Parenting a child with autism in reality is not that much different than parenting a neurotypical child. Now don't get me wrong the challenges in parenting an autistic child are huge as compared to parenting an NT child, but parenting is parenting. If you would not worry what your neighbor thinks about how you parent your NT child why worry what someone thinks about how you parent your autistic child? Do what needs to be done and what is best for your child and your family.
The difference is that we are brought up to believe that we can parent an NT child by the seat of our pants simply because we are NT. It is something that comes naturally to us because we understand our children. I have news for you, as a parent you understand your autistic children too. It may be harder to get what makes them tick simply because they can't always tell you. It may be harder to figure out how they are feeling or what is going on inside, but that doesn't mean that parenting is any different. It just means you have some challenges to meet that you didn't expect when you were pregnant. No this isn't the situation you bargained for when you decided to become a parent. There are alot of situations that people don't bargain for (childhood cancer comes to mind) but they don't worry what others think when helping their child and neither should you. (No I am not comparing cancer to autism so don't leave comments to that effect.)

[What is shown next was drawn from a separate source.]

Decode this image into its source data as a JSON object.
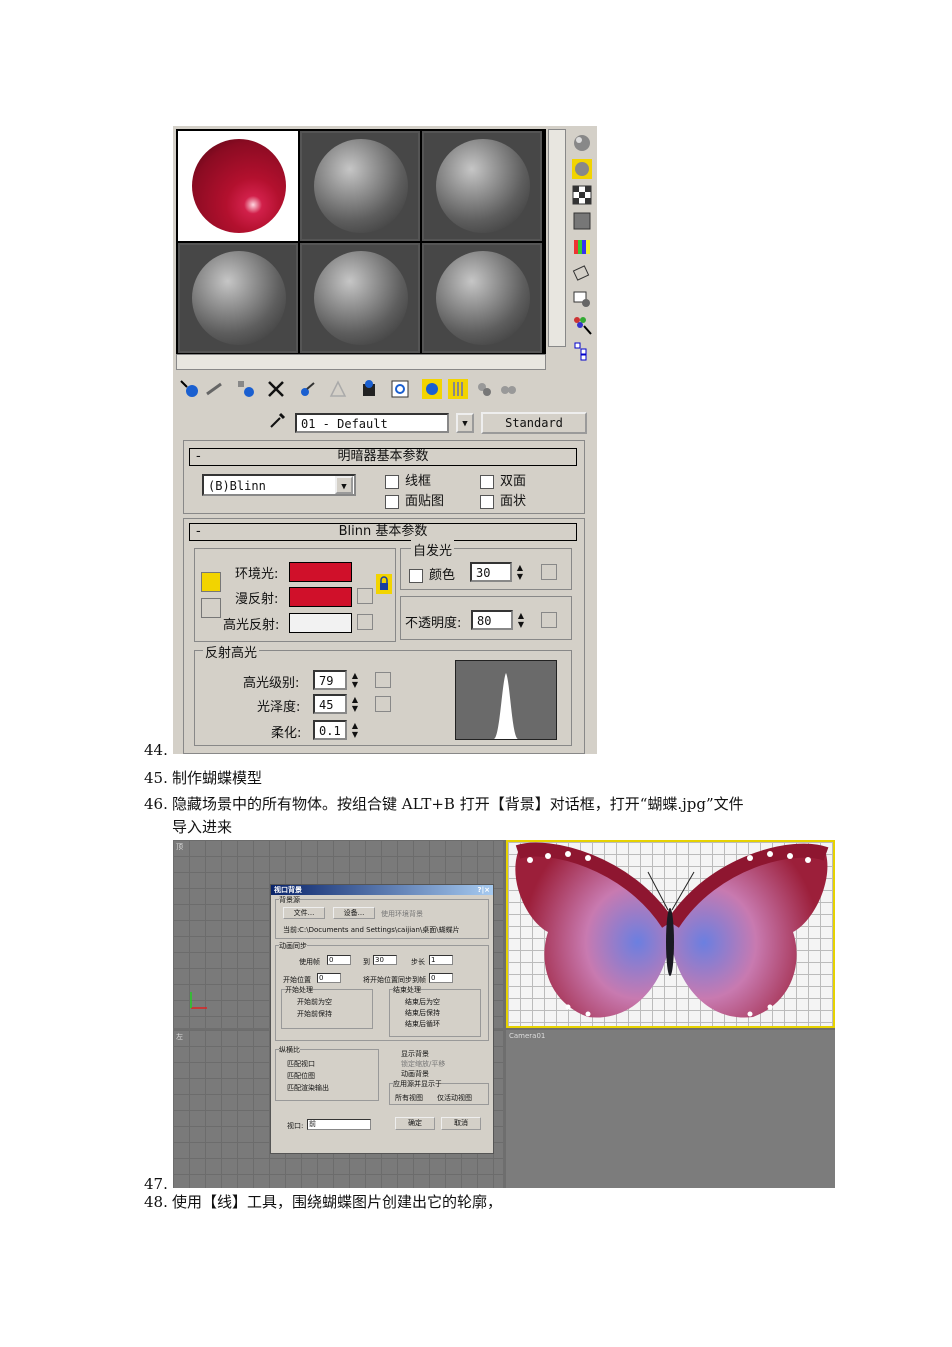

By the way, if you know an autistic adult, it is not a bad idea to ask them about what things feel like or how they react to certain situations. I have found this immensely helpful in understanding my children. (John Elder Robinson or Temple Grandin's books helped too) But what worked for any individual autistic to enable them to feel comfortable in situations or experience the world in one way or the other, does not mean that it is meant for your child. However, it can give you a good place to start. An example: it never dawned on me that having auditory processing issues not only meant that a person was slow on the uptake from when they are told something to when they comprehend it, but it also means that at times certain noises cause an immense about of pain. I can't tell you how helpful that was in figuring out how to support my child. But at the same extent it is not up to an autistic adult, even a member of the self-advocacy movement, to tell you how to raise your child simply because your child has autism.

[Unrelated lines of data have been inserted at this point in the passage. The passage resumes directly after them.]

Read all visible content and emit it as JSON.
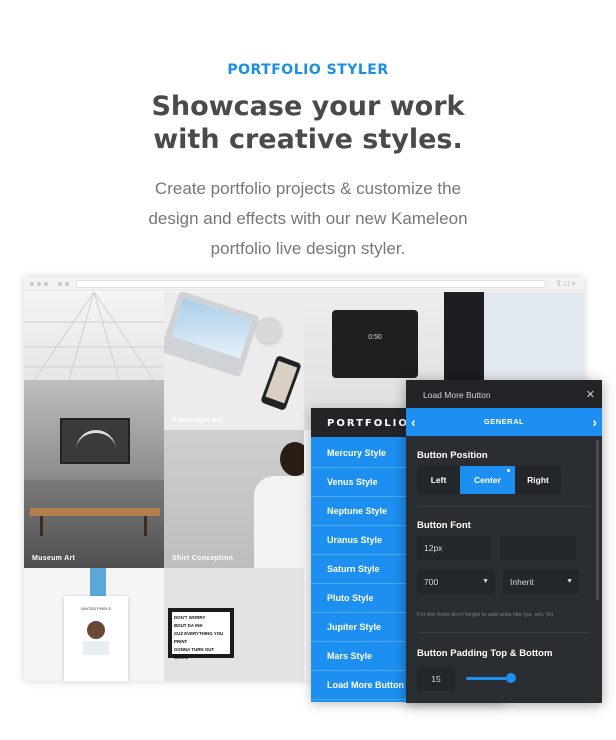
{
  "hero": {
    "eyebrow": "PORTFOLIO STYLER",
    "headline_line1": "Showcase your work",
    "headline_line2": "with creative styles.",
    "sub_line1": "Create portfolio projects & customize the",
    "sub_line2": "design and effects with our new Kameleon",
    "sub_line3": "portfolio live design styler."
  },
  "grid": {
    "tiles": [
      {
        "label": "Passenger Art"
      },
      {
        "label": "Museum Art"
      },
      {
        "label": "Shirt Conception"
      }
    ],
    "phone_time": "0:50",
    "card_name": "UNITED PIXELS",
    "poster_lines": [
      "DON'T WORRY",
      "BOUT DA INK",
      "CUZ EVERYTHING YOU",
      "PRINT",
      "GONNA TURN OUT WHITE"
    ]
  },
  "portfolio_panel": {
    "title": "PORTFOLIO SE",
    "items": [
      "Mercury Style",
      "Venus Style",
      "Neptune Style",
      "Uranus Style",
      "Saturn Style",
      "Pluto Style",
      "Jupiter Style",
      "Mars Style",
      "Load More Button"
    ],
    "colors": {
      "accent": "#1d8ff0",
      "dark": "#222428"
    }
  },
  "settings_panel": {
    "title": "Load More Button",
    "tab": "GENERAL",
    "position_title": "Button Position",
    "positions": [
      "Left",
      "Center",
      "Right"
    ],
    "active_position": "Center",
    "font_title": "Button Font",
    "font_size": "12px",
    "font_weight": "700",
    "font_style": "Inherit",
    "hint": "For the fonts don't forget to add units like (px, em, %)",
    "padding_title": "Button Padding Top & Bottom",
    "padding_value": "15"
  }
}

Every life decision for your child is up to you from education to medicine to therapy to religion and to preparing them for their future. Do what feels right for your child. But make sure it is the best thing and the decision is about them and not YOUR fears of what they will encounter in the real world. The real world is something we need to prepare our children for. It is what it is and we need to make certain that our children are able to navigate through that world successfully or with the lifelong protection they need. Society is going to change just so much to accommodate our children's needs and then it will stop. Prepare them for that stopping point.
So as we come to the end of autism awareness month and we journey into the rest of the year without society giving themselves a pat on the back for their own magnificence in recognizing autism as a major issue, we need to remember that WE do not need someone else's permission to do what needs to be done for our children. You do not need to join the "autism club" or seek out other's acceptance of your ideas, therapies, or support systems, to have children that go on to lead successful and productive and happy lives. You simply need to take each day, each moment, each hour if necessary, and do what needs to be done to give your child the future that they are entitled to have.
Until next time,